** Material provided follows **

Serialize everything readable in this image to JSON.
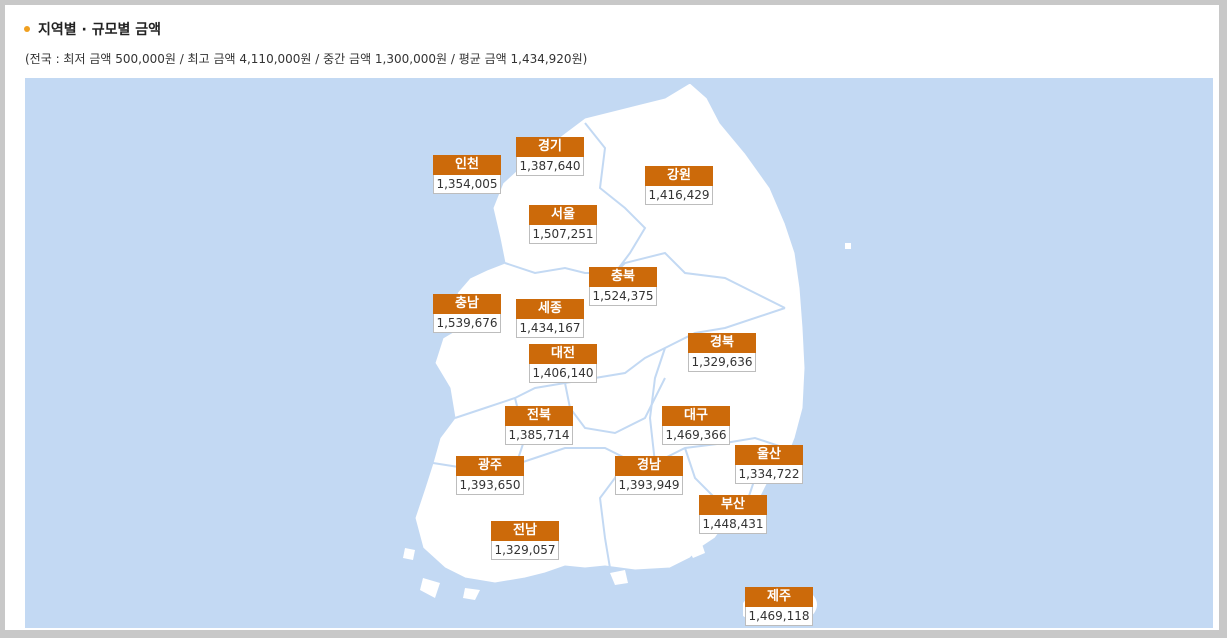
{
  "header": {
    "title": "지역별 · 규모별 금액",
    "summary": "(전국 : 최저 금액 500,000원 / 최고 금액 4,110,000원 / 중간 금액 1,300,000원 / 평균 금액 1,434,920원)"
  },
  "regions": [
    {
      "name": "인천",
      "value": "1,354,005"
    },
    {
      "name": "경기",
      "value": "1,387,640"
    },
    {
      "name": "강원",
      "value": "1,416,429"
    },
    {
      "name": "서울",
      "value": "1,507,251"
    },
    {
      "name": "충북",
      "value": "1,524,375"
    },
    {
      "name": "충남",
      "value": "1,539,676"
    },
    {
      "name": "세종",
      "value": "1,434,167"
    },
    {
      "name": "경북",
      "value": "1,329,636"
    },
    {
      "name": "대전",
      "value": "1,406,140"
    },
    {
      "name": "전북",
      "value": "1,385,714"
    },
    {
      "name": "대구",
      "value": "1,469,366"
    },
    {
      "name": "울산",
      "value": "1,334,722"
    },
    {
      "name": "광주",
      "value": "1,393,650"
    },
    {
      "name": "경남",
      "value": "1,393,949"
    },
    {
      "name": "부산",
      "value": "1,448,431"
    },
    {
      "name": "전남",
      "value": "1,329,057"
    },
    {
      "name": "제주",
      "value": "1,469,118"
    }
  ],
  "colors": {
    "label_bg": "#cc6a0a",
    "sea": "#c3d9f3",
    "land": "#ffffff",
    "bullet": "#f0a020"
  }
}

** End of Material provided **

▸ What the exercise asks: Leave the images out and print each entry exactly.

▸ Answer section:
Serialize everything readable in this image to JSON.
{
  "header": {
    "title": "지역별 · 규모별 금액",
    "summary": "(전국 : 최저 금액 500,000원 / 최고 금액 4,110,000원 / 중간 금액 1,300,000원 / 평균 금액 1,434,920원)"
  },
  "regions": [
    {
      "name": "인천",
      "value": "1,354,005"
    },
    {
      "name": "경기",
      "value": "1,387,640"
    },
    {
      "name": "강원",
      "value": "1,416,429"
    },
    {
      "name": "서울",
      "value": "1,507,251"
    },
    {
      "name": "충북",
      "value": "1,524,375"
    },
    {
      "name": "충남",
      "value": "1,539,676"
    },
    {
      "name": "세종",
      "value": "1,434,167"
    },
    {
      "name": "경북",
      "value": "1,329,636"
    },
    {
      "name": "대전",
      "value": "1,406,140"
    },
    {
      "name": "전북",
      "value": "1,385,714"
    },
    {
      "name": "대구",
      "value": "1,469,366"
    },
    {
      "name": "울산",
      "value": "1,334,722"
    },
    {
      "name": "광주",
      "value": "1,393,650"
    },
    {
      "name": "경남",
      "value": "1,393,949"
    },
    {
      "name": "부산",
      "value": "1,448,431"
    },
    {
      "name": "전남",
      "value": "1,329,057"
    },
    {
      "name": "제주",
      "value": "1,469,118"
    }
  ],
  "colors": {
    "label_bg": "#cc6a0a",
    "sea": "#c3d9f3",
    "land": "#ffffff",
    "bullet": "#f0a020"
  }
}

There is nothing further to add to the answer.